— What you need to do —
With the pictures omitted, set down exactly the lines from the one that contains "What data populates" through the last line of the data.

[Element data from apps and pages]

------

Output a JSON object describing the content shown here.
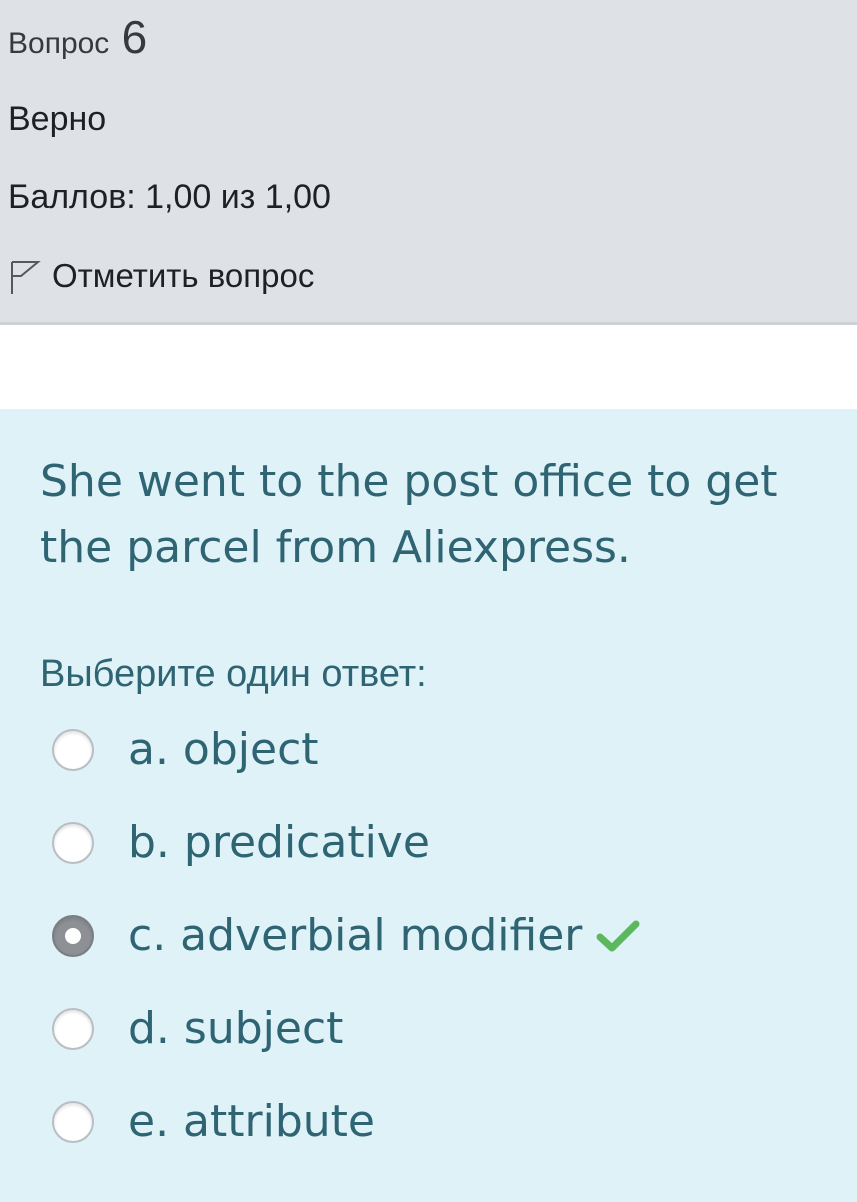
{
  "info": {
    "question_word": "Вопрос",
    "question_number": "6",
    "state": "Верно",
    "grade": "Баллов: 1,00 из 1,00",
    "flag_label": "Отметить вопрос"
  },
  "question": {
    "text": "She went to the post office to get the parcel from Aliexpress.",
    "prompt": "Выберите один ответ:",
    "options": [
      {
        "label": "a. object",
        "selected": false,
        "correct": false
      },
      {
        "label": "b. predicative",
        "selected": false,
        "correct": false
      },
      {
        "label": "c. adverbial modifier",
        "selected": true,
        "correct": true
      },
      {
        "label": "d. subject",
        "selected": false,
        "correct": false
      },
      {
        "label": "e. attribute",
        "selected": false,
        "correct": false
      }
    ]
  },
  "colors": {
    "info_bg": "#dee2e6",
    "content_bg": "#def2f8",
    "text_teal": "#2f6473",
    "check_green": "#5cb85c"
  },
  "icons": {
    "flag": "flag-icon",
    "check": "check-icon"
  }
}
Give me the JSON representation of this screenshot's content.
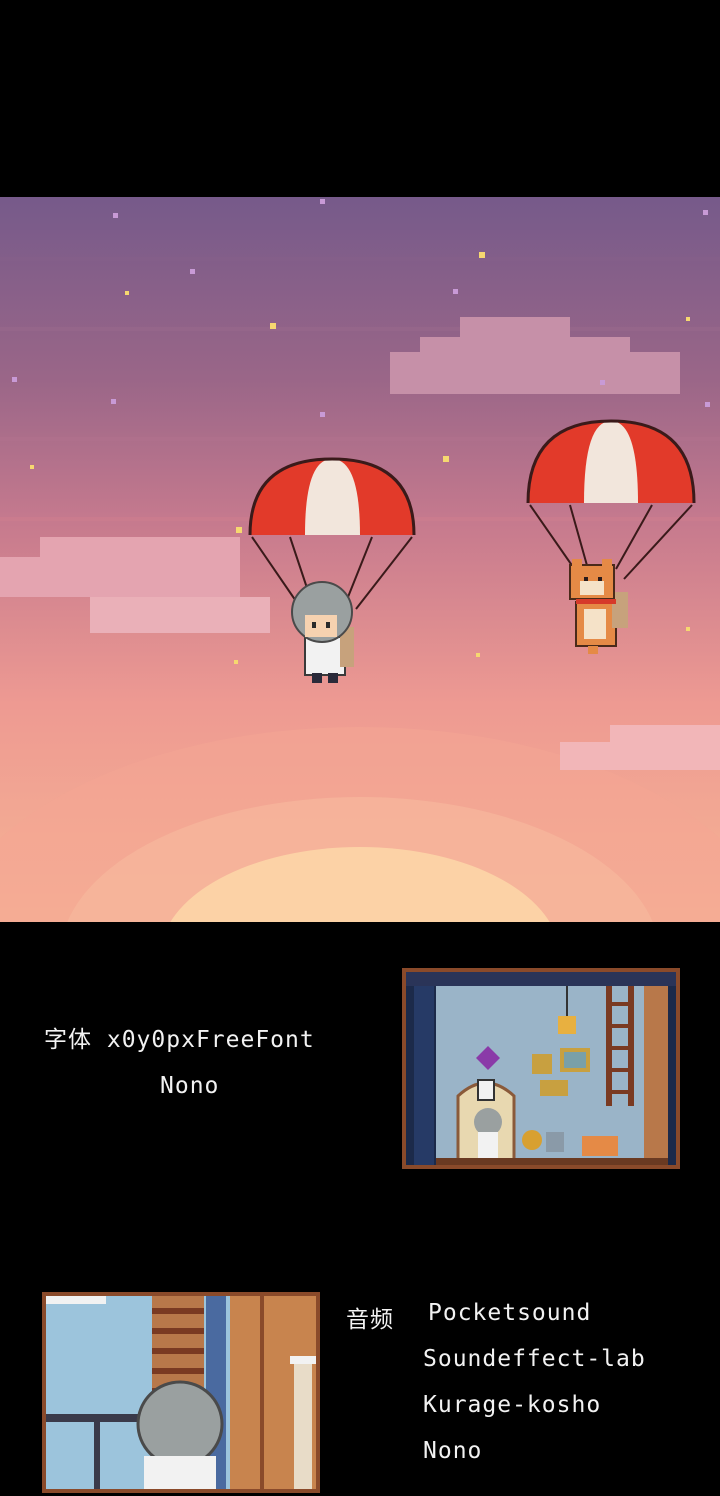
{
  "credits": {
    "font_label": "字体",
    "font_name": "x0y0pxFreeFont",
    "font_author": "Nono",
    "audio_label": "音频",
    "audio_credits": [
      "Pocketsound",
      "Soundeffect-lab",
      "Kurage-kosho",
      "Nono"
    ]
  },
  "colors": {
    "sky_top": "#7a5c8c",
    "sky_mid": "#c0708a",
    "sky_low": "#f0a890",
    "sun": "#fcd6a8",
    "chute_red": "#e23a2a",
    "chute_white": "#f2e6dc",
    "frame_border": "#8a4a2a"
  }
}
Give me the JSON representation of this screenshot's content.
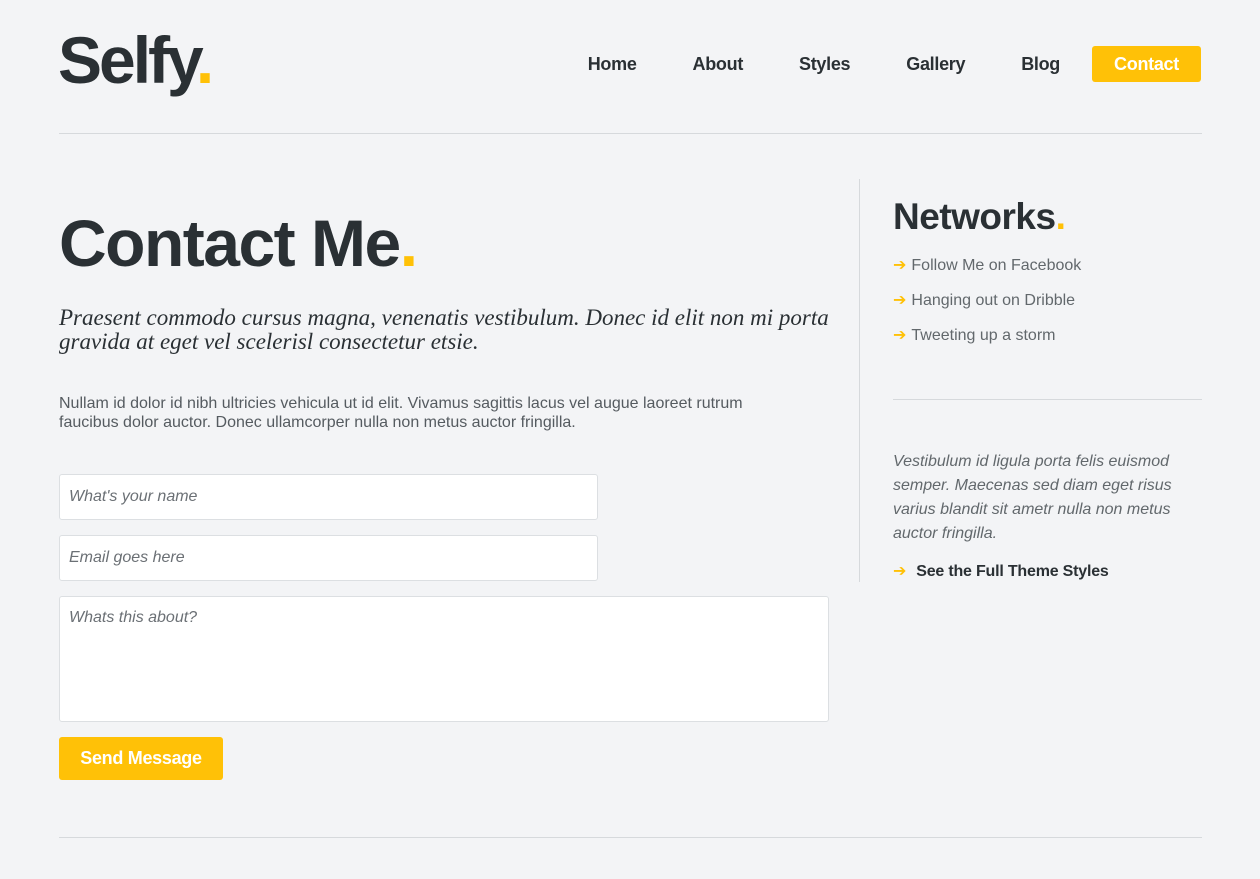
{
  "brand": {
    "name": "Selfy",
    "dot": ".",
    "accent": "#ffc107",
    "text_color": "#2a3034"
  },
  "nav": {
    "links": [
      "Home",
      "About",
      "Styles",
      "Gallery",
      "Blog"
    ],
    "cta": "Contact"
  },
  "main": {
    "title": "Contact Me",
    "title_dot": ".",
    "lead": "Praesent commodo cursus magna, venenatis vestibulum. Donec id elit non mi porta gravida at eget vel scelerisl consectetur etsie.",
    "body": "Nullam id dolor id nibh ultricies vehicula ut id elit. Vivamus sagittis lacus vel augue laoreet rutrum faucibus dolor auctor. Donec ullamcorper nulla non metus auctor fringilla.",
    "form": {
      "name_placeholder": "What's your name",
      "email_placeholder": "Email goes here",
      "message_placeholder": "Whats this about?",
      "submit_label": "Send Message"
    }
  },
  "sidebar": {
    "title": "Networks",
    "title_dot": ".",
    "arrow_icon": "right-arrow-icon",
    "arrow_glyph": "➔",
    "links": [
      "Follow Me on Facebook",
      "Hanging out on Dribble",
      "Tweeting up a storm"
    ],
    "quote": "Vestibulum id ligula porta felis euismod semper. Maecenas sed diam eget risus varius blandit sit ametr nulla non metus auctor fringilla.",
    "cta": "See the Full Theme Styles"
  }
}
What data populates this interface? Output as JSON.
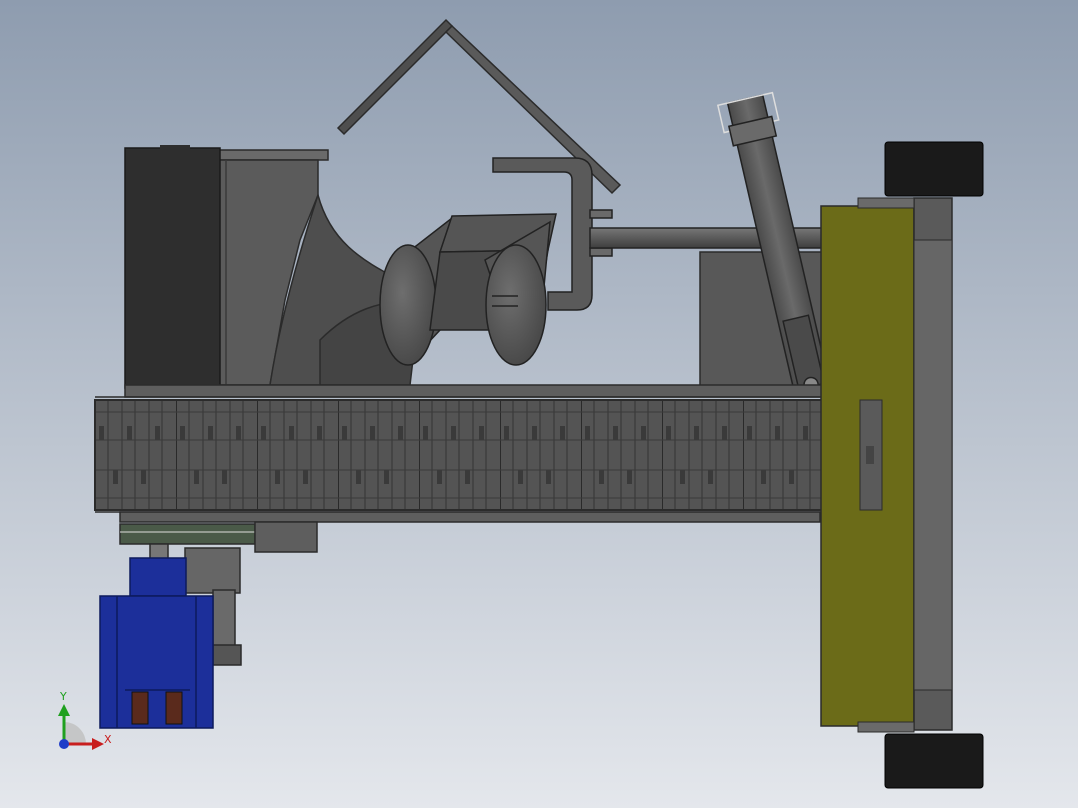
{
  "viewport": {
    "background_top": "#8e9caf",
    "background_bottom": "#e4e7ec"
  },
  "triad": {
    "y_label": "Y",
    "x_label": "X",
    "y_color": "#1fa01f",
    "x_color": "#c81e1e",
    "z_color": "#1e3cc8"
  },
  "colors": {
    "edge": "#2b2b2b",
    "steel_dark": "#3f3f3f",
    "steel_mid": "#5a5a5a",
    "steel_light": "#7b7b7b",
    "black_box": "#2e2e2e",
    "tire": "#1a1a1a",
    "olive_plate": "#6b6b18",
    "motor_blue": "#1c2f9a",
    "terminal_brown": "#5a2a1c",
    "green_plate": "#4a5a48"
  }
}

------

— Solution to this task —
What data populates this interface? Output as JSON.
{
  "viewport": {
    "background_top": "#8e9caf",
    "background_bottom": "#e4e7ec"
  },
  "triad": {
    "y_label": "Y",
    "x_label": "X",
    "y_color": "#1fa01f",
    "x_color": "#c81e1e",
    "z_color": "#1e3cc8"
  },
  "colors": {
    "edge": "#2b2b2b",
    "steel_dark": "#3f3f3f",
    "steel_mid": "#5a5a5a",
    "steel_light": "#7b7b7b",
    "black_box": "#2e2e2e",
    "tire": "#1a1a1a",
    "olive_plate": "#6b6b18",
    "motor_blue": "#1c2f9a",
    "terminal_brown": "#5a2a1c",
    "green_plate": "#4a5a48"
  }
}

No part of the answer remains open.